Exercise brief:
Within the data beneath, some lines may hold the word "structured". Give the number of those lines and nothing else.

Records provided:
═══

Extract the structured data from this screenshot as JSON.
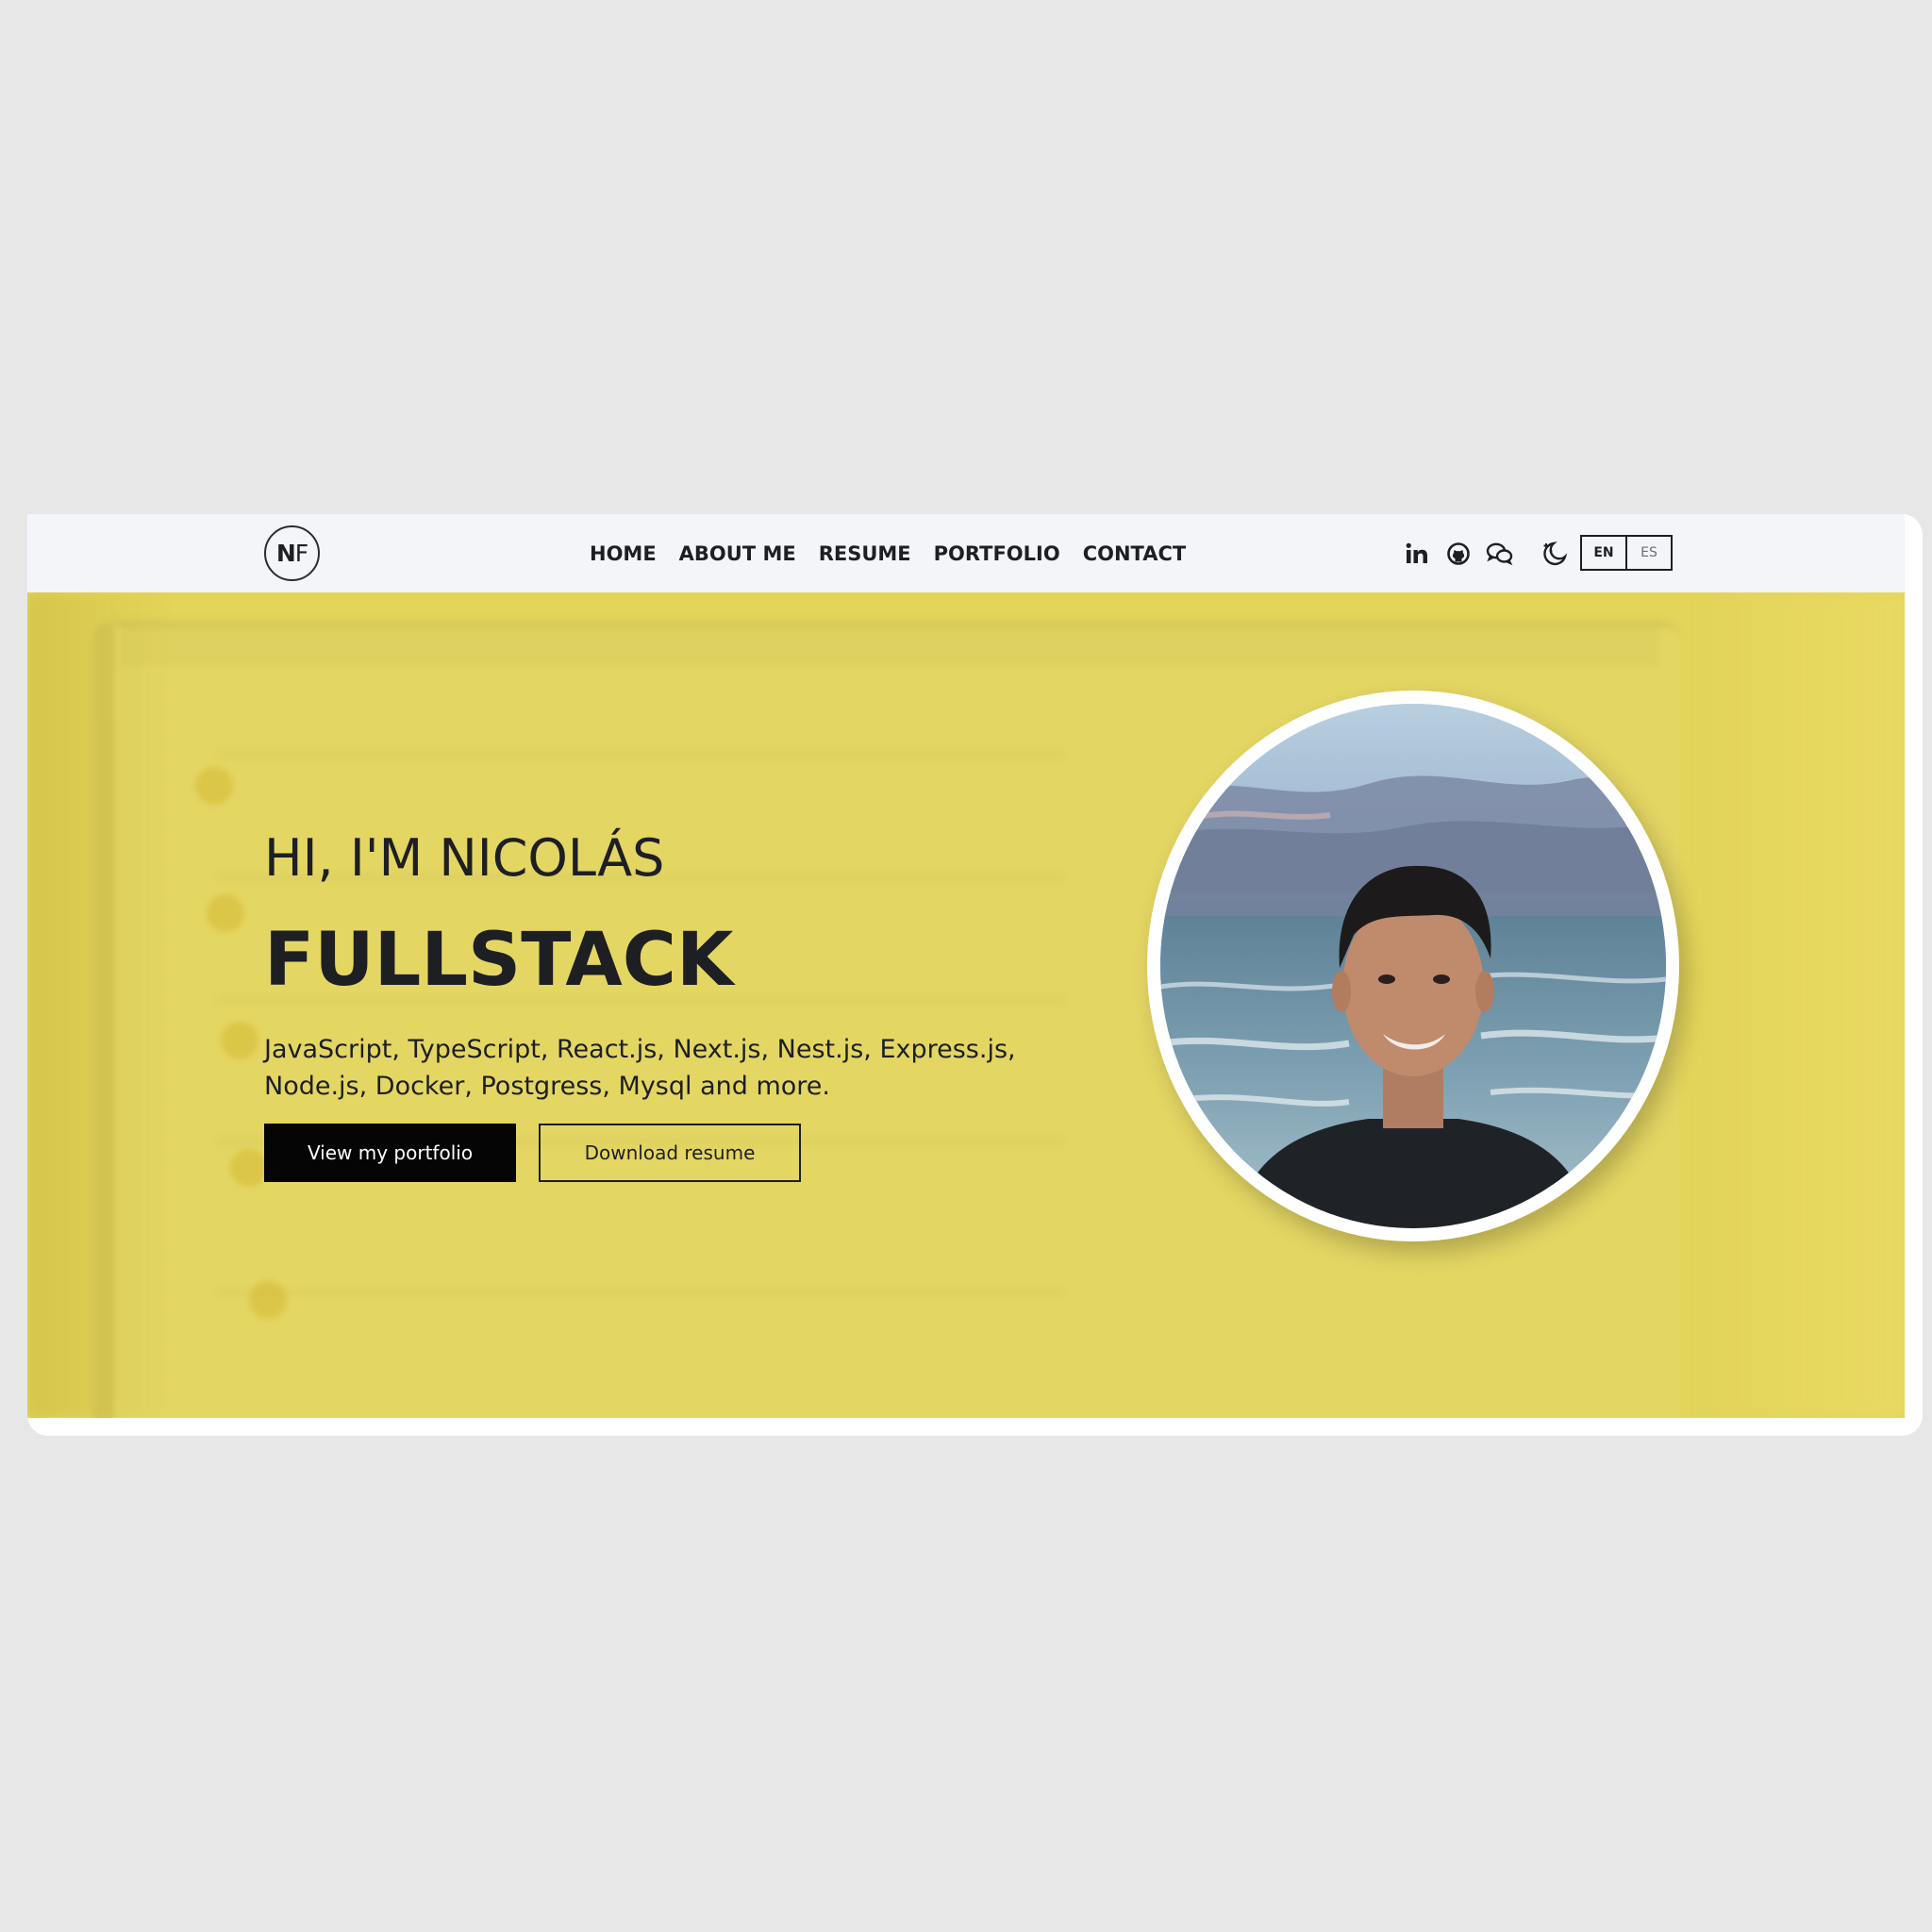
{
  "brand": {
    "logo_first": "N",
    "logo_second": "F"
  },
  "nav": {
    "items": [
      {
        "label": "HOME"
      },
      {
        "label": "ABOUT ME"
      },
      {
        "label": "RESUME"
      },
      {
        "label": "PORTFOLIO"
      },
      {
        "label": "CONTACT"
      }
    ]
  },
  "social": {
    "icons": [
      "linkedin-icon",
      "github-icon",
      "wechat-icon",
      "theme-toggle-icon"
    ]
  },
  "language": {
    "options": [
      {
        "label": "EN",
        "active": true
      },
      {
        "label": "ES",
        "active": false
      }
    ]
  },
  "hero": {
    "greeting": "HI, I'M NICOLÁS",
    "role": "FULLSTACK",
    "skills": "JavaScript, TypeScript, React.js, Next.js, Nest.js, Express.js, Node.js, Docker, Postgress, Mysql and more.",
    "primary_button": "View my portfolio",
    "secondary_button": "Download resume",
    "background_color": "#e3d45a"
  },
  "colors": {
    "page_background": "#e7e7e7",
    "navbar_background": "#f4f5f9",
    "text": "#1d1f23",
    "primary_button": "#050505"
  }
}
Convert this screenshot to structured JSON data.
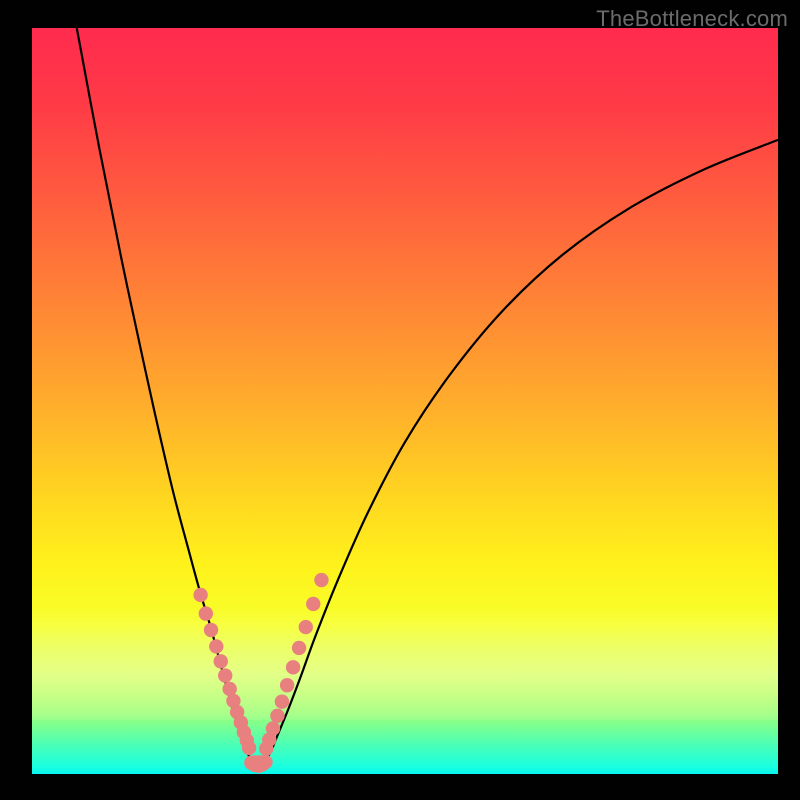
{
  "watermark": "TheBottleneck.com",
  "colors": {
    "background": "#000000",
    "gradient_top": "#ff2b4e",
    "gradient_bottom": "#07f6ed",
    "curve": "#000000",
    "marker": "#e98080"
  },
  "chart_data": {
    "type": "line",
    "title": "",
    "xlabel": "",
    "ylabel": "",
    "xlim": [
      0,
      100
    ],
    "ylim": [
      0,
      100
    ],
    "grid": false,
    "legend": false,
    "description": "Two smooth black curves on a vertical rainbow gradient. Both curves descend from the top, meet near the bottom forming a V, then the right curve rises again. Salmon-colored dot markers cluster along both arms of the V near its minimum, with a row of markers across the trough.",
    "series": [
      {
        "name": "left_curve",
        "x": [
          6,
          9,
          12,
          15,
          17,
          19,
          21,
          22.5,
          24,
          25.2,
          26.2,
          27,
          27.8,
          28.4,
          29,
          29.4
        ],
        "y": [
          100,
          84,
          69,
          55,
          46,
          37.5,
          30,
          24.5,
          19.5,
          15,
          11.3,
          8.3,
          5.8,
          4,
          2.6,
          1.7
        ]
      },
      {
        "name": "right_curve",
        "x": [
          31.2,
          32,
          33,
          34.4,
          36,
          38,
          41,
          45,
          50,
          56,
          63,
          71,
          80,
          90,
          100
        ],
        "y": [
          1.7,
          3,
          5.4,
          8.8,
          13,
          18.5,
          26,
          35,
          44.5,
          53.5,
          62,
          69.5,
          75.8,
          81,
          85
        ]
      },
      {
        "name": "trough",
        "x": [
          29.4,
          29.8,
          30.2,
          30.6,
          31.0,
          31.2
        ],
        "y": [
          1.7,
          1.2,
          1.0,
          1.1,
          1.4,
          1.7
        ]
      }
    ],
    "markers": {
      "left_arm": [
        {
          "x": 22.6,
          "y": 24.0
        },
        {
          "x": 23.3,
          "y": 21.5
        },
        {
          "x": 24.0,
          "y": 19.3
        },
        {
          "x": 24.7,
          "y": 17.1
        },
        {
          "x": 25.3,
          "y": 15.1
        },
        {
          "x": 25.9,
          "y": 13.2
        },
        {
          "x": 26.5,
          "y": 11.4
        },
        {
          "x": 27.0,
          "y": 9.8
        },
        {
          "x": 27.5,
          "y": 8.3
        },
        {
          "x": 28.0,
          "y": 6.9
        },
        {
          "x": 28.4,
          "y": 5.6
        },
        {
          "x": 28.8,
          "y": 4.5
        },
        {
          "x": 29.1,
          "y": 3.5
        }
      ],
      "right_arm": [
        {
          "x": 31.4,
          "y": 3.4
        },
        {
          "x": 31.8,
          "y": 4.6
        },
        {
          "x": 32.3,
          "y": 6.1
        },
        {
          "x": 32.9,
          "y": 7.8
        },
        {
          "x": 33.5,
          "y": 9.7
        },
        {
          "x": 34.2,
          "y": 11.9
        },
        {
          "x": 35.0,
          "y": 14.3
        },
        {
          "x": 35.8,
          "y": 16.9
        },
        {
          "x": 36.7,
          "y": 19.7
        },
        {
          "x": 37.7,
          "y": 22.8
        },
        {
          "x": 38.8,
          "y": 26.0
        }
      ],
      "trough_row": [
        {
          "x": 29.4,
          "y": 1.5
        },
        {
          "x": 29.9,
          "y": 1.2
        },
        {
          "x": 30.4,
          "y": 1.1
        },
        {
          "x": 30.9,
          "y": 1.3
        },
        {
          "x": 31.3,
          "y": 1.6
        }
      ]
    }
  }
}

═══

Finished exercise:
2